Felecia became the director of Austin Street Center’s Sisterhood program in March of this year. Because many women leave the shelter each day and wait for it to open the following night, women are some of the most vulnerable people that Austin Street serves.“We decided to open the Sisterhood program to provide a milieu type therapy setting for women who have experienced significant trauma including physical or sexual victimization,” she says.
Sisterhood was designed to transform the lives of women who are experiencing homelessness and traumatic barriers, which include abuse, exploitation, substance abuse, and mental illness. Each woman enrolled in the program attends Sisterhood University, which offers a combination of groups and classes on topics ranging from trauma recovery to life skills and financial literacy. By addressing the deeper underlying causes of homelessness, Sisterhood aims to meet each woman’s individual needs and create an intentional community of support to strengthen and develop the woman’s intent to live a more fulfilled and independent life. “Austin Street does not just want to put a band-aid on homelessness,” says Felecia. “They want to minimize recidivism. That’s why we get to the underlying causes. Get them to counseling and get them to therapy.”
Felecia shared a story with us about a young woman who recently went through the program. The woman was coming up on one year at the center, but her status had remained unchanged She had made no headway on finding a job and moving out. “When looking through the database of her prior history, it was obvious that it was her first time homeless,” says Felecia. “ I wanted to hear about her life to try to get an understanding of what caused her homelessness.” When the woman finally opened up, she told Felecia she had been in an unhealthy relationship with a man in another country. While she spent time abroad, her mother had passed away, so when she returned home, there was no place to go. When Felecia asked her about her lack of ambition to look for employment, she admitted that she liked to smoke marijuana. Felecia told her that is okay. “I’m not saying marijuana is bad. But this is not California. And this is not Colorado. It is illegal in Texas. I need you to get yourself healthy, and I need you to find another way of coping.”

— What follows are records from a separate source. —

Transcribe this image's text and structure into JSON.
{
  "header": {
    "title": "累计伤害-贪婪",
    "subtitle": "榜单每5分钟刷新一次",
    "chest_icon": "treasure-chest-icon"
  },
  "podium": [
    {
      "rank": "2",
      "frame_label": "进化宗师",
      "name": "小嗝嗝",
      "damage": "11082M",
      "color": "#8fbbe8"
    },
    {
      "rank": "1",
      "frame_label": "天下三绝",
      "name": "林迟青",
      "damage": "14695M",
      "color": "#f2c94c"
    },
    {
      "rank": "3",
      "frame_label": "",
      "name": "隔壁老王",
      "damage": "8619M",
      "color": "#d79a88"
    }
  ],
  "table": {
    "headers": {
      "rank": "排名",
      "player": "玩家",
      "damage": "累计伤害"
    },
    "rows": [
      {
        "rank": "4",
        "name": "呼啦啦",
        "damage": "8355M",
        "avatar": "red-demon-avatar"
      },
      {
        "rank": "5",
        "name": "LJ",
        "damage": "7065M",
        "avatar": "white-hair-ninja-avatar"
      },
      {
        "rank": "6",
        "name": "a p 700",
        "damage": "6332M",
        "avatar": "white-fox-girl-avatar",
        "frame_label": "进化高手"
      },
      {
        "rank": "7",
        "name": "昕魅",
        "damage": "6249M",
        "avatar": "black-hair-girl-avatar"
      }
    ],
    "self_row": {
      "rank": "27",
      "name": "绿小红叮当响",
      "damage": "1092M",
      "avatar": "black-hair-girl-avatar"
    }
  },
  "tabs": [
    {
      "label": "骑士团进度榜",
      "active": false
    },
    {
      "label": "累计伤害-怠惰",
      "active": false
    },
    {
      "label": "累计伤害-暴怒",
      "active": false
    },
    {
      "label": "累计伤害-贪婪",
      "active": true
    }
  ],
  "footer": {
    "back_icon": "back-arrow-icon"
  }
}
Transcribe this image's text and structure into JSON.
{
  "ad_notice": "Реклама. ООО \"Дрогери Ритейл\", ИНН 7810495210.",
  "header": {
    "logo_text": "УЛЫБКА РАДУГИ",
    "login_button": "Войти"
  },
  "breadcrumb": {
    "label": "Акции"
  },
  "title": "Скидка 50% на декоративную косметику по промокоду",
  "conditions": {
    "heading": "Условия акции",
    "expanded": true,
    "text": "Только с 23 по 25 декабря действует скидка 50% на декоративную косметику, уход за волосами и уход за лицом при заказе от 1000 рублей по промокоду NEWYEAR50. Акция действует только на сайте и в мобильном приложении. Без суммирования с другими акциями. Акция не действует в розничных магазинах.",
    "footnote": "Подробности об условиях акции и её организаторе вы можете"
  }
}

The young woman mentioned she liked the spiritual direction classes, so “with the beginning of sheltering in place, I thought it would be a good time to learn to calm herself without the use of marijuana.” Though they don’t monitor the women at the center for drug use, “I told her that she will be tested for a job interview and will need to pass the background check. If you get a job and you test positive, you will lose your job. You have to learn different skills to cope when a major atrocity happens in your life.” In less than three weeks the girl had a job. Three weeks after that, she was able to move out of the shelter. “All of this time she had done absolutely nothing. Because she felt like no one cared, why should she care? I asked her what made her think I cared? And she told me, ‘you took the time with me.’”
Though the pandemic has decreased the frequency of new intakes, Sisterhood has housed 15 women from March 1 to May 31 and has helped 11 women find employment. Three of the employed women have received wage increases. The community can best support the Sisterhood program by donating both financially and in kind toiletries and new home starter kits. For more information and to donate to Austin Street Center Sisterhood Program, visit their website at austinstreet.org/the-sisterhood.